by Michelle Fisher

Margaret Matthews, a long standing and much appreciated resident, is shortly moving to sheltered housing and I thought it would be good to hear some of her memories of living on the Estate.

When did you move into Ethelburt Avenue?

In 1934, aged 3, with my mother and father. We were the second residents in the house after an elderly lady moved out.

Why did your parents choose Ethelburt Avenue?
My father admired the work of Herbert Collins and was sympathetic to his ideas about housing and the ‘garden city’. Apparently, the houses on this estate were built for sale to fund the houses built for rent by the Swaythling Housing Society.

Margaret with my father-in-law circa 1937

Where did you go to school?
Aged 4, I started at a nursery school in Mrs Foster’s home in Channels Farm Road before going to Bassett Green Primary School. In 1940, during the war, I was evacuated to cottages in Ovington, near Alresford, with families from numbers 91 and 95 Ethelburt Ave plus another family from Field Close. My father worked in Southampton Monday to Friday and joined us at weekends. In September 1941, aged 10, I was sent to a Quaker boarding school in Yorkshire. I was very homesick at first. My mother would take me by train to Waterloo and we’d pray there wasn’t an air raid so we could get across to Kings Cross where I would meet the other pupils and teachers to travel north.

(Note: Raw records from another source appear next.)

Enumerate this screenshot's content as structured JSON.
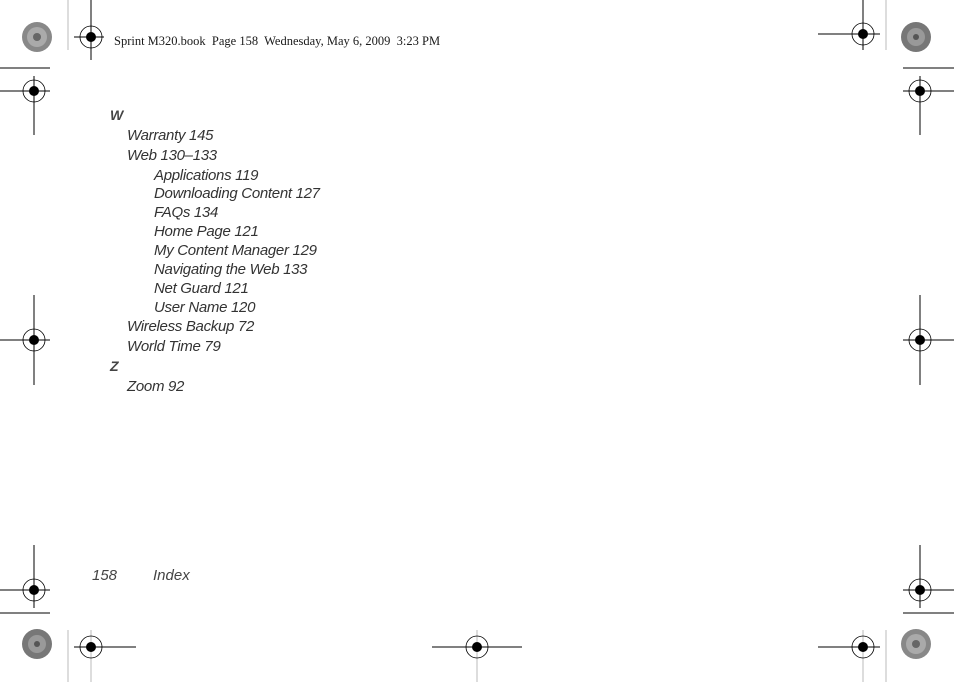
{
  "header": {
    "print_info": "Sprint M320.book  Page 158  Wednesday, May 6, 2009  3:23 PM"
  },
  "index": {
    "sections": [
      {
        "letter": "W",
        "entries": [
          {
            "text": "Warranty 145",
            "level": 1
          },
          {
            "text": "Web 130–133",
            "level": 1
          },
          {
            "text": "Applications 119",
            "level": 2
          },
          {
            "text": "Downloading Content 127",
            "level": 2
          },
          {
            "text": "FAQs 134",
            "level": 2
          },
          {
            "text": "Home Page 121",
            "level": 2
          },
          {
            "text": "My Content Manager 129",
            "level": 2
          },
          {
            "text": "Navigating the Web 133",
            "level": 2
          },
          {
            "text": "Net Guard 121",
            "level": 2
          },
          {
            "text": "User Name 120",
            "level": 2
          },
          {
            "text": "Wireless Backup 72",
            "level": 1
          },
          {
            "text": "World Time 79",
            "level": 1
          }
        ]
      },
      {
        "letter": "Z",
        "entries": [
          {
            "text": "Zoom 92",
            "level": 1
          }
        ]
      }
    ]
  },
  "footer": {
    "page_number": "158",
    "section_title": "Index"
  },
  "print_marks": {
    "registration_icon": "crosshair-registration-mark",
    "color_bar_icon": "starburst-color-target",
    "ink_color": "#000000",
    "rule_color": "#bbbbbb"
  }
}
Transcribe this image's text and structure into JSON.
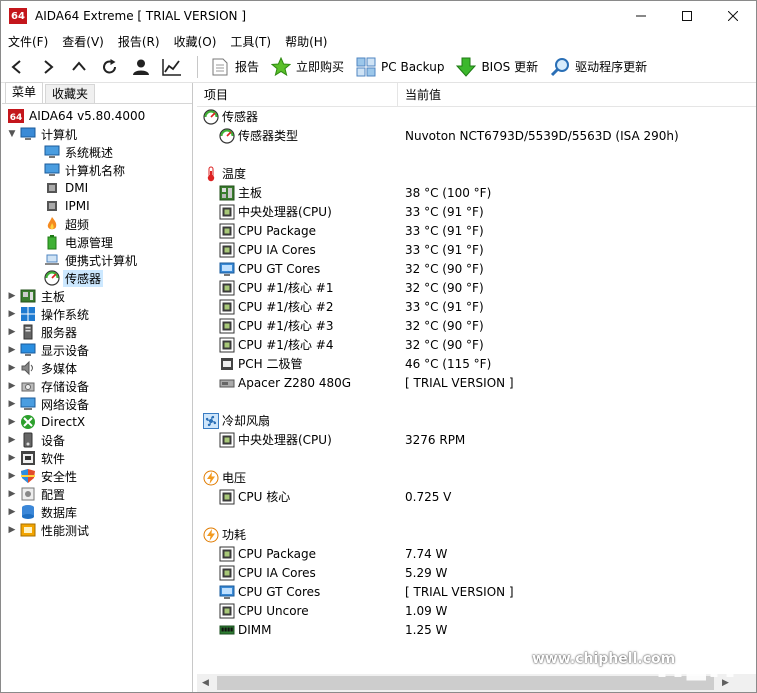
{
  "window": {
    "title": "AIDA64 Extreme  [ TRIAL VERSION ]",
    "logo_text": "64"
  },
  "menu": [
    "文件(F)",
    "查看(V)",
    "报告(R)",
    "收藏(O)",
    "工具(T)",
    "帮助(H)"
  ],
  "toolbar": {
    "report": "报告",
    "buy": "立即购买",
    "backup": "PC Backup",
    "bios": "BIOS 更新",
    "driver": "驱动程序更新"
  },
  "tabs": {
    "menu": "菜单",
    "favorites": "收藏夹"
  },
  "tree": {
    "root": "AIDA64 v5.80.4000",
    "computer": "计算机",
    "computer_children": [
      "系统概述",
      "计算机名称",
      "DMI",
      "IPMI",
      "超频",
      "电源管理",
      "便携式计算机",
      "传感器"
    ],
    "groups": [
      "主板",
      "操作系统",
      "服务器",
      "显示设备",
      "多媒体",
      "存储设备",
      "网络设备",
      "DirectX",
      "设备",
      "软件",
      "安全性",
      "配置",
      "数据库",
      "性能测试"
    ]
  },
  "columns": {
    "item": "项目",
    "value": "当前值"
  },
  "sections": {
    "sensor": {
      "title": "传感器",
      "rows": [
        {
          "name": "传感器类型",
          "value": "Nuvoton NCT6793D/5539D/5563D  (ISA 290h)"
        }
      ]
    },
    "temperature": {
      "title": "温度",
      "rows": [
        {
          "name": "主板",
          "value": "38 °C  (100 °F)"
        },
        {
          "name": "中央处理器(CPU)",
          "value": "33 °C  (91 °F)"
        },
        {
          "name": "CPU Package",
          "value": "33 °C  (91 °F)"
        },
        {
          "name": "CPU IA Cores",
          "value": "33 °C  (91 °F)"
        },
        {
          "name": "CPU GT Cores",
          "value": "32 °C  (90 °F)"
        },
        {
          "name": "CPU #1/核心 #1",
          "value": "32 °C  (90 °F)"
        },
        {
          "name": "CPU #1/核心 #2",
          "value": "33 °C  (91 °F)"
        },
        {
          "name": "CPU #1/核心 #3",
          "value": "32 °C  (90 °F)"
        },
        {
          "name": "CPU #1/核心 #4",
          "value": "32 °C  (90 °F)"
        },
        {
          "name": "PCH 二极管",
          "value": "46 °C  (115 °F)"
        },
        {
          "name": "Apacer Z280 480G",
          "value": "[ TRIAL VERSION ]"
        }
      ]
    },
    "fan": {
      "title": "冷却风扇",
      "rows": [
        {
          "name": "中央处理器(CPU)",
          "value": "3276 RPM"
        }
      ]
    },
    "voltage": {
      "title": "电压",
      "rows": [
        {
          "name": "CPU 核心",
          "value": "0.725 V"
        }
      ]
    },
    "power": {
      "title": "功耗",
      "rows": [
        {
          "name": "CPU Package",
          "value": "7.74 W"
        },
        {
          "name": "CPU IA Cores",
          "value": "5.29 W"
        },
        {
          "name": "CPU GT Cores",
          "value": "[ TRIAL VERSION ]"
        },
        {
          "name": "CPU Uncore",
          "value": "1.09 W"
        },
        {
          "name": "DIMM",
          "value": "1.25 W"
        }
      ]
    }
  },
  "watermark": {
    "url": "www.chiphell.com"
  },
  "colors": {
    "selection": "#cce8ff",
    "logo_red": "#c4161c"
  }
}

What are your early memories of the Avenue?
Walking down the road hand in hand with my mother. In the days before fridges, we had to go shopping down in Swaythling every other day. There was a grocer, a butcher, a fishmonger (where we got cods’ heads for the cat), two chemists, a draper, a Post Office and an ironmonger. You could get everything you needed in High Road. There was even the Savoy Cinema along High Road. Also, a greengrocer would come round the Estate in an open lorry and there was a horse drawn milk float. The horse was partial to the bark on the cherry trees. Lowman’s baker would deliver bread and ‘the onion man’ from France came until about 10 years ago to deliver onions by bike.

[To be continued]

Comments are closed.